TASK INPUT
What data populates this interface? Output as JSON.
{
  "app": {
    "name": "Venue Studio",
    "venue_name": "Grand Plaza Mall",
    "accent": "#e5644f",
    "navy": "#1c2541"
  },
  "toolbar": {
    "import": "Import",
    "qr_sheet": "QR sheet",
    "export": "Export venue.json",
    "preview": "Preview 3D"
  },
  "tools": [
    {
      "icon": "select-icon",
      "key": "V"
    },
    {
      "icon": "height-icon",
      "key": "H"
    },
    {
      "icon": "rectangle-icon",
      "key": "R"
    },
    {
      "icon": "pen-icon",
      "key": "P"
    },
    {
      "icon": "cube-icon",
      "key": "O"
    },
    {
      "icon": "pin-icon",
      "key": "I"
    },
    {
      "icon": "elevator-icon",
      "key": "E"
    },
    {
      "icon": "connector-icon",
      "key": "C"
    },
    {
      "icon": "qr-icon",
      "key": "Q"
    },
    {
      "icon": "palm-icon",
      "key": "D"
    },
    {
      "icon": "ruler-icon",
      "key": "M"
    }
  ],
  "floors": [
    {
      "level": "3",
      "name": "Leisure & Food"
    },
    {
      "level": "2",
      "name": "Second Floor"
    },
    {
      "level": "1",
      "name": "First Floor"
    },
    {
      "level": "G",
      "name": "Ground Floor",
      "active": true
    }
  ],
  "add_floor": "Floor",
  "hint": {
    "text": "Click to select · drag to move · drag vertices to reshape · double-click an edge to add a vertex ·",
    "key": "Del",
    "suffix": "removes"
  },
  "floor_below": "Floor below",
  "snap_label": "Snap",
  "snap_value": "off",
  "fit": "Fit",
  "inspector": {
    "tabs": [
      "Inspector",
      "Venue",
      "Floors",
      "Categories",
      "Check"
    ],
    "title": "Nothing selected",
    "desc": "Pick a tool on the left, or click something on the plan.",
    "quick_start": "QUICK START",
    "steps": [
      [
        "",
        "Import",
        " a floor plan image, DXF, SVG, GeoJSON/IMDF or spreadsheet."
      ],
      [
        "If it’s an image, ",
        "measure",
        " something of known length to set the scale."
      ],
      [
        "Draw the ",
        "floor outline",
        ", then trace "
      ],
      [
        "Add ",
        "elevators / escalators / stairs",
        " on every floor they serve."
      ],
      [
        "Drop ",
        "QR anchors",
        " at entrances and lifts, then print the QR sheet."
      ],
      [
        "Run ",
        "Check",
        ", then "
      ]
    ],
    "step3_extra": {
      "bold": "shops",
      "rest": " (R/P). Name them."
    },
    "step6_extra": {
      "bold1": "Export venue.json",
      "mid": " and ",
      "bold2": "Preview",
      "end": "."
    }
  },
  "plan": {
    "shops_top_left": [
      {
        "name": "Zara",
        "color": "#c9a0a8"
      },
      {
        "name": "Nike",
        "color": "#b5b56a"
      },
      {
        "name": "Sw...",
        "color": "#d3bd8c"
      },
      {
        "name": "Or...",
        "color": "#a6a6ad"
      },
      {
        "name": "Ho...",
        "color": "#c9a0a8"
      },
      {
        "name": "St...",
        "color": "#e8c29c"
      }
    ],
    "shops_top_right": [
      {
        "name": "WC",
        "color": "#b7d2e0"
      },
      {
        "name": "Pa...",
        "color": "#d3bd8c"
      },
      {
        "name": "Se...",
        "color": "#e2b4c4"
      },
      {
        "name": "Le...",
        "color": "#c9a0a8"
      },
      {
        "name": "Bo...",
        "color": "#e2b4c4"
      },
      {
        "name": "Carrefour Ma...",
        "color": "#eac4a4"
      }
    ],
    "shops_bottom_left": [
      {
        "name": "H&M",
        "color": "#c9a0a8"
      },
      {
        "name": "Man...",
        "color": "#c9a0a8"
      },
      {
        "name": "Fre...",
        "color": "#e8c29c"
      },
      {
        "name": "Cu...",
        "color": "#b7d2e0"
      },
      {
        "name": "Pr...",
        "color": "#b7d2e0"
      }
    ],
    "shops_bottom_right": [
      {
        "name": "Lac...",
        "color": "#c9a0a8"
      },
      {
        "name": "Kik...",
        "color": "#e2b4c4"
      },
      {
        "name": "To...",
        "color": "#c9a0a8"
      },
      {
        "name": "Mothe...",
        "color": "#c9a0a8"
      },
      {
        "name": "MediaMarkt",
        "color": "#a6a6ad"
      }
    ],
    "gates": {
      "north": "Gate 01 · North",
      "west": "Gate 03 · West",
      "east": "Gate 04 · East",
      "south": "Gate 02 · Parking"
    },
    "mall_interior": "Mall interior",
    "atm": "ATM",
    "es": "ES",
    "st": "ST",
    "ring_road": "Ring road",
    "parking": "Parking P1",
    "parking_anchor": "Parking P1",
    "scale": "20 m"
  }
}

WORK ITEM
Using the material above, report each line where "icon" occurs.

OUTPUT OF THE EXERCISE
      "icon": "select-icon",
      "icon": "height-icon",
      "icon": "rectangle-icon",
      "icon": "pen-icon",
      "icon": "cube-icon",
      "icon": "pin-icon",
      "icon": "elevator-icon",
      "icon": "connector-icon",
      "icon": "qr-icon",
      "icon": "palm-icon",
      "icon": "ruler-icon",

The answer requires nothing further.